Project description:Traumatic brain injury (TBI) induces a series of inflammatory processes that contribute to neuronal damage. The present study investigated the involvement of soluble epoxide hydrolase (sEH) in neuroinflammation and brain damage in mouse TBI and in microglial cultures. The effects of genetic deletion of sEH and treatment with an sEH inhibitor, 12-(3-adamantan-1-yl-ureido)-dodecanoic acid (AUDA), on brain damage and inflammatory responses were evaluated in mice subjected to controlled cortical impact. The anti-inflammatory mechanism of sEH inhibition/deletion was investigated in vitro. TBI-induced an increase in sEH protein level in the injured cortex from 1 h to 4 days and sEH was expressed in microglia. Genetic deletion of sEH significantly attenuated functional deficits and brain damage up to 28 days post-TBI. Deletion of sEH also reduced neuronal death, apoptosis, brain edema, and BBB permeability at 1 and 4 day(s). These changes were associated with markedly reduced microglial/macrophage activation, neutrophil infiltration, matrix metalloproteinase-9 activity, inflammatory mediator expression at 1 and 4 day(s), and epoxyeicosatrienoic acid (EET) degradation at 1 and 4 day(s). Administration of AUDA attenuated brain edema, apoptosis, inflammatory mediator upregulation and EET degradation at 4 days. In primary microglial cultures, AUDA attenuated both LPS- or IFN-?-stimulated nitric oxide (NO) production and reduced LPS- or IFN-?-induced p38 MAPK and NF-?B signaling.
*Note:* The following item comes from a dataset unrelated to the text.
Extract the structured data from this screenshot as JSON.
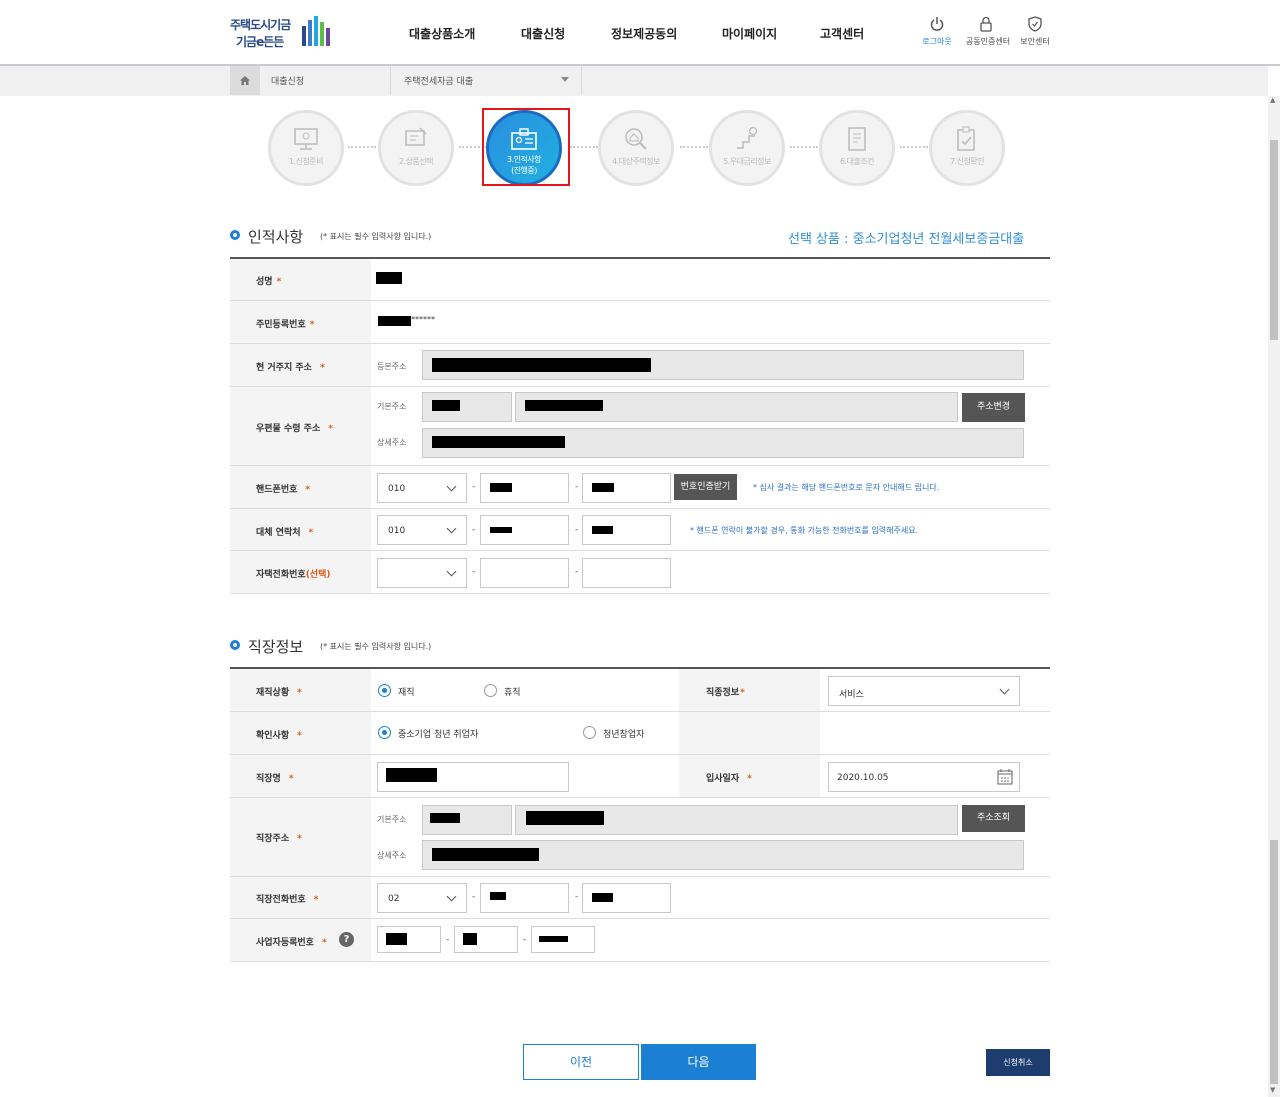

Deletion of sEH also reduced IFN-?-induced NO production. Moreover, AUDA attenuated N2A neuronal death induced by BV2 microglial-conditioned media. Our results suggest that inhibition of sEH may be a potential therapy for TBI by modulating the cytotoxic functions of microglia.